Element data from apps and pages –
——————
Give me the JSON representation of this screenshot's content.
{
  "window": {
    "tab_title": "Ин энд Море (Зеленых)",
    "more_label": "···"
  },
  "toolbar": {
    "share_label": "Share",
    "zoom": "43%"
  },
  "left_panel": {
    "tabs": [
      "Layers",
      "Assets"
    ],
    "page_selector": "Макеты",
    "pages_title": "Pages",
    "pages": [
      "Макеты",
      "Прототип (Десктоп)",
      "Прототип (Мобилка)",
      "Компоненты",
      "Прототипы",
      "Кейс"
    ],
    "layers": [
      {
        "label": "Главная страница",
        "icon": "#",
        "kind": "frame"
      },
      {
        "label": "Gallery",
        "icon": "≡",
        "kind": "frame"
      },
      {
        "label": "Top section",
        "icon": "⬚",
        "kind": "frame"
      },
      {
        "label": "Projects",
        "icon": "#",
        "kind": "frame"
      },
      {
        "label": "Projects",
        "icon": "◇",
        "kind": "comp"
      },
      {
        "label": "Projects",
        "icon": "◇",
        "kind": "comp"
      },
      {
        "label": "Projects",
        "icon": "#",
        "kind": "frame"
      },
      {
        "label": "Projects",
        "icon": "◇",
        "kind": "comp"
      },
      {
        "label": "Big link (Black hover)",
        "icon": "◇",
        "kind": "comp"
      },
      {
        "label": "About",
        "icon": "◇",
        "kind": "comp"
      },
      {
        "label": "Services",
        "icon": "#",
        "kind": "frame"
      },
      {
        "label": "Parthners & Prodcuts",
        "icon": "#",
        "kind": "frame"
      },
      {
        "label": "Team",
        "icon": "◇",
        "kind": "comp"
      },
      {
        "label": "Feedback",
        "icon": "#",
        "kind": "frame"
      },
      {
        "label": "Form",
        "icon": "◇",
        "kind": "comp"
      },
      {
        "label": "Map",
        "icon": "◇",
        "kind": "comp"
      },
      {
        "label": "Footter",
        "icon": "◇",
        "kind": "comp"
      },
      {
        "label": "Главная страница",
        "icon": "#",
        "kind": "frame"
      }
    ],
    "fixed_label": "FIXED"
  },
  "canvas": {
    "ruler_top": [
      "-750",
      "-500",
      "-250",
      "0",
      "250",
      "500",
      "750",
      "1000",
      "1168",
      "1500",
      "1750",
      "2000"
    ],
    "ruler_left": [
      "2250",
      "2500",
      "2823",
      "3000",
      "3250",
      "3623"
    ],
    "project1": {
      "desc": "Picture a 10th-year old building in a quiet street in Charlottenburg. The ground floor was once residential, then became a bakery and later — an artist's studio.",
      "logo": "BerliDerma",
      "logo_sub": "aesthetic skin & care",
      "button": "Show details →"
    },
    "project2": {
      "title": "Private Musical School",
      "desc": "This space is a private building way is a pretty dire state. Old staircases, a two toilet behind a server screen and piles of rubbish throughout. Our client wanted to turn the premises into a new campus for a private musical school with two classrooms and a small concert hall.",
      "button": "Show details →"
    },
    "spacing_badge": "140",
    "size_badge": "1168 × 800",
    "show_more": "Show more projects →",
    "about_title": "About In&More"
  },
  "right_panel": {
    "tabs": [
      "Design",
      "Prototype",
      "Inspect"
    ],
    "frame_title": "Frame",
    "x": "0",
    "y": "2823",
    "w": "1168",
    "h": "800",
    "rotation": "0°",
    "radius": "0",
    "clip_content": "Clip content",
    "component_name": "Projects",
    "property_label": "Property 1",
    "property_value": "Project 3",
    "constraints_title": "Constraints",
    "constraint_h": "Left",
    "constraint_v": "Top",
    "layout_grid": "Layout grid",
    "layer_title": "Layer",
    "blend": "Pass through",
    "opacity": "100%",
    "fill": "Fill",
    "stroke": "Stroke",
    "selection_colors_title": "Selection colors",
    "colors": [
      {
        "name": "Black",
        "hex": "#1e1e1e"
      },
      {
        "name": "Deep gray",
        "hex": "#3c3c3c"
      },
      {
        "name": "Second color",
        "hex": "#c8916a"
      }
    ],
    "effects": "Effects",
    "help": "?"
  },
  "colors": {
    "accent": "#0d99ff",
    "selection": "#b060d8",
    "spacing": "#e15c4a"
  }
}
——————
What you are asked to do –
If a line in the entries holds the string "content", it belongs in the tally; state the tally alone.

Your solution –
2